According to the leaked Paradise Papers, Glencore loaned US$45 million to controversial Israeli billionaire Dan Gertler for his help in obtaining mining concessions from state-owned mining company Gécamines at a discounted price, saving Glencore US$440 million.
Glencore paid Gertler a further US$960 million to buy his stake in the mines. Gertler is linked to a string of bribery allegations and is subject to criminal proceedings in Switzerland. The US treasury sanctioned Gertler in December 2017, saying his corruption had cost DRC US$1.3 billion.
Since buying the stakes, Glencore employs about 15,000 people in DRC through its subsidiaries Mutanda Mining and Katanga Mining. It intends to double its cobalt production over the next few years.
Seven workers died at Katanga in 2016 when the wall of an open pit mine collapsed. A February 2018 mission by IndustriALL to the Glencore operations in the Kolwezi area exposed horrendous conditions. Workers say they are treated like slaves, exposed to danger at work, and are exposing their families to occupational diseases because they have no facilities to wash.
“We are so filthy when we get home that we cannot hug our children,” said one worker.
The grinding poverty of the region was on clear display.
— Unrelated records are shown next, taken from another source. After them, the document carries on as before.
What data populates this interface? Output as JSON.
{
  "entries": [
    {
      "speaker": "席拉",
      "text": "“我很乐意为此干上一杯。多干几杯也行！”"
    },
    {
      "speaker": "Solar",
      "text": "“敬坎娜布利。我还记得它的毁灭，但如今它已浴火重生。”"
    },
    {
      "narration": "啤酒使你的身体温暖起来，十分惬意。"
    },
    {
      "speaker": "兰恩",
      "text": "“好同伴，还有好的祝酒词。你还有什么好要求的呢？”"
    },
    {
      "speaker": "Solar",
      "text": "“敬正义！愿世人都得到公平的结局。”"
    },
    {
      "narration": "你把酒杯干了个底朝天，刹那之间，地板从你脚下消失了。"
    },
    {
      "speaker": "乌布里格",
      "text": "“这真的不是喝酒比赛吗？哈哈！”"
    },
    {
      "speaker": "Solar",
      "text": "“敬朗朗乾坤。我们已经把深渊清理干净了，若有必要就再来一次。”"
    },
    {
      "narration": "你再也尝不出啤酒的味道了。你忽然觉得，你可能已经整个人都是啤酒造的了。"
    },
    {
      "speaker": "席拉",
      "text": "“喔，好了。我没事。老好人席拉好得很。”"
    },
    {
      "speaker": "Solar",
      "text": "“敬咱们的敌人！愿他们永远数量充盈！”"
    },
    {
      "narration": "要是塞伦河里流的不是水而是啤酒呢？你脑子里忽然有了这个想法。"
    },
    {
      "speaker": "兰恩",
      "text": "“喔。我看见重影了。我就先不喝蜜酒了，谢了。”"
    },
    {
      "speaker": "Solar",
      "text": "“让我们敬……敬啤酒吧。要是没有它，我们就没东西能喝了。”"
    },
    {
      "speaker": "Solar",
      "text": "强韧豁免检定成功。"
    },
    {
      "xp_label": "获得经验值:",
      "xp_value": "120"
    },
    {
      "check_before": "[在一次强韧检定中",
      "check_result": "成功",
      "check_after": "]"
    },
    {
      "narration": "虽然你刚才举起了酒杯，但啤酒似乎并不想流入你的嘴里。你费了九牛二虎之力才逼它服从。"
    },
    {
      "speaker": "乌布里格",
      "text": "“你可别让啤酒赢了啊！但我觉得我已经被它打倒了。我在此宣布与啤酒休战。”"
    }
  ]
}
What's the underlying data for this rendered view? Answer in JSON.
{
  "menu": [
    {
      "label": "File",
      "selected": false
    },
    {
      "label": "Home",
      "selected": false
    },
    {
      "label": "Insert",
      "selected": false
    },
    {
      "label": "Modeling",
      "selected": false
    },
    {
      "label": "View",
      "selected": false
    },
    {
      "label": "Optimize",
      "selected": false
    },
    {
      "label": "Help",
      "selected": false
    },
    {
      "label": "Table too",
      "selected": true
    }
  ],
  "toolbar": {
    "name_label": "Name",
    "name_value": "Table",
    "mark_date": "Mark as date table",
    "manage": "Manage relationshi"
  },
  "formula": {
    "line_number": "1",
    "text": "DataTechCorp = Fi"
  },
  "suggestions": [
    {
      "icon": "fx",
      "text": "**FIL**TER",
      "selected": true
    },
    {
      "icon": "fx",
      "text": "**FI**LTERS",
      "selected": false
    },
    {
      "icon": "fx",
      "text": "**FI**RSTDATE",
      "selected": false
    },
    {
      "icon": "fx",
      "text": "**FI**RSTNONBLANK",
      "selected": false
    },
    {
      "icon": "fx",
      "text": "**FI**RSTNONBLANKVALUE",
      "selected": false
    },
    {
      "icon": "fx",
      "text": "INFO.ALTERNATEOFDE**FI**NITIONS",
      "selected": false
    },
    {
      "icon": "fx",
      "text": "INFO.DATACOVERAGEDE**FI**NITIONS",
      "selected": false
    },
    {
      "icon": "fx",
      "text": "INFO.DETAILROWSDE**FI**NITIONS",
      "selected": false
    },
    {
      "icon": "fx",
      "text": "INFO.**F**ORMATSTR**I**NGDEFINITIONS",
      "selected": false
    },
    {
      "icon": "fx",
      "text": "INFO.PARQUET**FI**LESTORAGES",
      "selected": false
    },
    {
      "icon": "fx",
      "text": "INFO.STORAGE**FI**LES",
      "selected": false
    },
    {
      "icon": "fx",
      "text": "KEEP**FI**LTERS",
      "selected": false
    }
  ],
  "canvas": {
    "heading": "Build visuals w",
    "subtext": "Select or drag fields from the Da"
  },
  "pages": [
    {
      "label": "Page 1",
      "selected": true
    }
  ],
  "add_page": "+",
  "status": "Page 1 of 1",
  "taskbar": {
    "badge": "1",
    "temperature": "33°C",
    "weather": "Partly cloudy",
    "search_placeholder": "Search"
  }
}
Cobalt – essential to the production of many high-tech products – is hugely valuable, yet almost all this wealth disappears into foreign companies, or locally through corruption, with the complicity of foreign companies.
Glen Mpufane said:
"We were shocked by the desperate poverty of the people of Kolwezi, and the lack of development and infrastructure. The contrast with Glencore’s vast wealth is stark. There is a great irony in the fact that environmentally-conscious electric car buyers rely on a supply chain built on Glencore’s environmental and social pillaging".
Glencore denied IndustriALL access to the sites and when local union TUMEC held a meeting in a church, security forces attempted to break it up and arrest the organizers.